3 Things Every Church Planter Needs to Learn from Digital Church Planters
In 2019, Stadia started an initiative to learn about planting digital only churches. While it sounded a little “out there” at the time, once the pandemic hit, church planters everywhere were trying to figure out how reach people digitally. Two years later, digital is normal. Every church planter has a digital strategy. Stadia uses the term phygital now to describe church planters who have both a digital and physical strategy. So two years in, what are the lessons that phygital church planters can learn from their digital only pioneers?
1. Digital environments are the modern temple court.
Early followers of Jesus gathered daily in the temple court (Acts 2). The temple was a central part of social life. It’s where you gathered. Every culture has it’s gathering places. I remember as a kid hearing stories about my Grandpa. He was a mail carrier and after the day was over, he headed down to the pool hall to hang with his buddies. It’s where they gathered. Today, our culture gathers digitally. We spend more time gathered on digital platforms than any other place. Digital only church planters understand this and work to create community digitally meeting people where they are.
2. Empowerment of everyday Christians
Digital church planting is low cost. With the smartphone in your hand, you can plant a digital church. As a result, church planters are more easily able to equip everyday Christians to make disciples and even start more new churches. Digital church planters are seeing themselves as equippers first and leaders of worship services is secondary. We’d all do well to follow their lead and ensure we are building a system that empowers everyday followers of Jesus to make disciples and start churches. Note: Just because you can doesn’t mean you should. Church planters still need the character and calling necessary to start a church. Check out Stadia’s church planting assessment to learn more.
3. Flip the Classroom
Flipping the classroom simply means delivery content (teaching) on demand and leveraging the classroom time for discussion and targeted help with the teacher. Digital church planters are using this education theory by creating and curating on demand resources for discipleship.
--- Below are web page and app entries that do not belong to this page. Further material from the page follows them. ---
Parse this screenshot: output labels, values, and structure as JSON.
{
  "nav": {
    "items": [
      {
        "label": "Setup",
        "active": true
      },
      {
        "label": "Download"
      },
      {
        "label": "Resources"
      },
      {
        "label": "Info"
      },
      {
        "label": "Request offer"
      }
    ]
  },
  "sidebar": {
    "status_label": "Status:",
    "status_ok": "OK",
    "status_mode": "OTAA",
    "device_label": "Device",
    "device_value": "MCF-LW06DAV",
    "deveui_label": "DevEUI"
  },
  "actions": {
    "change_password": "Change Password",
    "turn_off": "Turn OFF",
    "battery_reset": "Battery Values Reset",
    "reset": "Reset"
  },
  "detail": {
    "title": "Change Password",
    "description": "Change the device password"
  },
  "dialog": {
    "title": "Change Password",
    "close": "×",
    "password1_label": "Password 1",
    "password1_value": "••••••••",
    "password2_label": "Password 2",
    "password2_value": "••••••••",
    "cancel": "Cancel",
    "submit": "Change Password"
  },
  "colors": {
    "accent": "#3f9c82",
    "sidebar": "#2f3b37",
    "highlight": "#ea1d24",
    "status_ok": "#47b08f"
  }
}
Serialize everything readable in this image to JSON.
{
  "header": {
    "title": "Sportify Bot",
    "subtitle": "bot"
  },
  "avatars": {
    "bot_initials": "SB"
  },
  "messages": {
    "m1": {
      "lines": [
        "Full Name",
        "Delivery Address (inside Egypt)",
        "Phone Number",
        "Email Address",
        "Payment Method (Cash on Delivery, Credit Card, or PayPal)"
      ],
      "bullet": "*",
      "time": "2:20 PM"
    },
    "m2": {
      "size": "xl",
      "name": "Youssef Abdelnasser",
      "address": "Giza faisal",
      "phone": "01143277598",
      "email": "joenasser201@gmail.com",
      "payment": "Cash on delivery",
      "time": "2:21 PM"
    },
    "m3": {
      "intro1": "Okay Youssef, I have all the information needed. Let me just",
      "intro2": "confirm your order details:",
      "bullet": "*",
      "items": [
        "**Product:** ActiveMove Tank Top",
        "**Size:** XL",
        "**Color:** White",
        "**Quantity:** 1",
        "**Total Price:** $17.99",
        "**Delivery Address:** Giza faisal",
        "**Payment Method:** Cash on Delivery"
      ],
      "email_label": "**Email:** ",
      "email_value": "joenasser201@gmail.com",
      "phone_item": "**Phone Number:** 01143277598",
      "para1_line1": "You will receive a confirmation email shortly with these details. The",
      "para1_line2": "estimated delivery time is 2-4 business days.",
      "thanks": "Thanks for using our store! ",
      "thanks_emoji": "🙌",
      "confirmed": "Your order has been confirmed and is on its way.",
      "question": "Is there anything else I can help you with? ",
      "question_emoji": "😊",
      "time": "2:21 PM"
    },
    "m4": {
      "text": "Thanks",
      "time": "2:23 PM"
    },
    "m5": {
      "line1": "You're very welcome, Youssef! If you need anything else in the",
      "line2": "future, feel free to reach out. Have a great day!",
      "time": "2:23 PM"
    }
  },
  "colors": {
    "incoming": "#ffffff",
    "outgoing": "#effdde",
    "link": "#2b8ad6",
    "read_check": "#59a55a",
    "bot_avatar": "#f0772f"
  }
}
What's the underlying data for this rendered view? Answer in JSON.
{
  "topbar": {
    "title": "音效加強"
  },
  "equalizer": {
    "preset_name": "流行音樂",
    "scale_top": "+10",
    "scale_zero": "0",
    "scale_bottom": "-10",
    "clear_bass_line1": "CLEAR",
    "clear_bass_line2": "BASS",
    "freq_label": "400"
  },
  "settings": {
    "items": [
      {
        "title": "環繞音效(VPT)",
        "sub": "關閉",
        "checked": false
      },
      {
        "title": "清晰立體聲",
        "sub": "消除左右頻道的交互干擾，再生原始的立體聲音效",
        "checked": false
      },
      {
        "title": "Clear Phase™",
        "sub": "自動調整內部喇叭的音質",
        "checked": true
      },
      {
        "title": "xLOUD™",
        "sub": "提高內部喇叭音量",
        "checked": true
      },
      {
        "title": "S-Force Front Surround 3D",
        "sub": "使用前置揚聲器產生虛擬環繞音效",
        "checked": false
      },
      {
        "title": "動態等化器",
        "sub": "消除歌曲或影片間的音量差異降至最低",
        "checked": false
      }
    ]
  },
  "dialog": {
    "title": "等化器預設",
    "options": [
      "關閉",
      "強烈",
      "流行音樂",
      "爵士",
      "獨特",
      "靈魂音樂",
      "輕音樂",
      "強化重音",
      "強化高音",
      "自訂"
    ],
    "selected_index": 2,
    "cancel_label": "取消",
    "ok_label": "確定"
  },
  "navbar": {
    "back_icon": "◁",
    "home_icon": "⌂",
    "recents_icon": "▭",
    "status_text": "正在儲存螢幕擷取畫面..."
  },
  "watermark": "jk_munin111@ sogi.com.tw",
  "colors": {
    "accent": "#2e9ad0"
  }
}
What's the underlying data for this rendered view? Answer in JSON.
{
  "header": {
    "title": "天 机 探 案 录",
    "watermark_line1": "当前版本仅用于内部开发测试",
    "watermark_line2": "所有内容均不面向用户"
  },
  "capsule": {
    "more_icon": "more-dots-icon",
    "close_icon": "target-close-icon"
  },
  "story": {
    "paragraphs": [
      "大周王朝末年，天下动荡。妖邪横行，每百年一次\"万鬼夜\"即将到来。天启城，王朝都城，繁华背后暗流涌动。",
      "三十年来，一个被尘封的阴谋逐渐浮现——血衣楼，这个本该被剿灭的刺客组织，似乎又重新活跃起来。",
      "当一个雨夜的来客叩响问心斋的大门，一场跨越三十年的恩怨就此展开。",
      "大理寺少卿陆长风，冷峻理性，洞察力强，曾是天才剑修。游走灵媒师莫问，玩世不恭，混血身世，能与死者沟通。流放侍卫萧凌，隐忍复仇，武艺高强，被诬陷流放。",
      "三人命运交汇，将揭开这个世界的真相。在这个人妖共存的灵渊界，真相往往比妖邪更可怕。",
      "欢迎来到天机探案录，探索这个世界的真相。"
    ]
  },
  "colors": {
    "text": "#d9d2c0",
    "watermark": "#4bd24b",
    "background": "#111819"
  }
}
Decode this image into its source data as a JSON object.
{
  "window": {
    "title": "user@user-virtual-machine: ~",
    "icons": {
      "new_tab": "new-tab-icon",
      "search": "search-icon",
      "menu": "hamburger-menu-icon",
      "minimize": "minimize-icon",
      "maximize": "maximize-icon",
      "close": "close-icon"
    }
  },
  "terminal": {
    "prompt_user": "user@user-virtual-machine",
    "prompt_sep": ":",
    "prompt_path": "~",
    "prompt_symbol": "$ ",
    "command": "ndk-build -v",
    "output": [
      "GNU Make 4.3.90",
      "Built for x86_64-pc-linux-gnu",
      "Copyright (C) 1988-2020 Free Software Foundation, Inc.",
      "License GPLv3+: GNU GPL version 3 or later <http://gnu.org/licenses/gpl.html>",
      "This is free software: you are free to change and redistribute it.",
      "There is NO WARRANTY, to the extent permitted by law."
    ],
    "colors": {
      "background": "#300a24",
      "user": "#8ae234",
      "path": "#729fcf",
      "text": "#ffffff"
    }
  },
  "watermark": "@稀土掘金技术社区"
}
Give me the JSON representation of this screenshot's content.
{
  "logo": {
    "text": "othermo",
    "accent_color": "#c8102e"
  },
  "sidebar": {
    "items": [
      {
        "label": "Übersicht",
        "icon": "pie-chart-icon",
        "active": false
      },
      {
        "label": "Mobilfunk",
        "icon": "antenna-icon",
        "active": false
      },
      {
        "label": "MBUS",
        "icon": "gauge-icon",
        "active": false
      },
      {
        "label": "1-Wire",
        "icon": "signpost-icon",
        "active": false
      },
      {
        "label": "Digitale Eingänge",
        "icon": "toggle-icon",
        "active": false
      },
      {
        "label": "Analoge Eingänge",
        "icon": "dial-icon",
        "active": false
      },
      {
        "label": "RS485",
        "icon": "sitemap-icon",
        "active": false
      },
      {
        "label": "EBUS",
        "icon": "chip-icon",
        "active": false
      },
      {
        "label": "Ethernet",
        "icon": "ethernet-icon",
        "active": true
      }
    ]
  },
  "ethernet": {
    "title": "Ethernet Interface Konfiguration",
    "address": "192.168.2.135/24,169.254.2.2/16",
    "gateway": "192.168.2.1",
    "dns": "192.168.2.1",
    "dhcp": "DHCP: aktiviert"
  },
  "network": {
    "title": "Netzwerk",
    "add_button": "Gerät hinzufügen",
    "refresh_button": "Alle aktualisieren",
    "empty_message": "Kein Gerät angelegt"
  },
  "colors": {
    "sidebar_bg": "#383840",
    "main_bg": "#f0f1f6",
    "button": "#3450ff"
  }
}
This makes it highly flexible and better fits into the busy lives of church members. Groups and 1:1 time then are used not for teaching but the life on life practical applications. More time is given relationship and less to group teaching. By curating content, digital church planters are spending less time creating their own and more time with people.
While digital only church planting is still relatively new, the learnings so far have been rich. There is a lot we can learn from innovative leaders trying something new. What have you learned from digital church planters? Let’s continue the conversation in the comments.
SENIOR DIRECTOR OF PROJECT DEVELOPMENT
Doug is a self proclaimed church planting junkie and has been involved with church planting most of his adult life. He helped plant LifePointe Christian Church in Charlotte, NC in 2004 and has served as a project manager since 2008. His passion is to help church planters accelerate their vision to reach the lost. In his spare time, Doug enjoys gardening, traveling, Illinois basketball and coaching his kids’ sports teams. His greatest supporter is his wife, Amanda. Together they live in Illinois, where they have two kids, Will and Kate.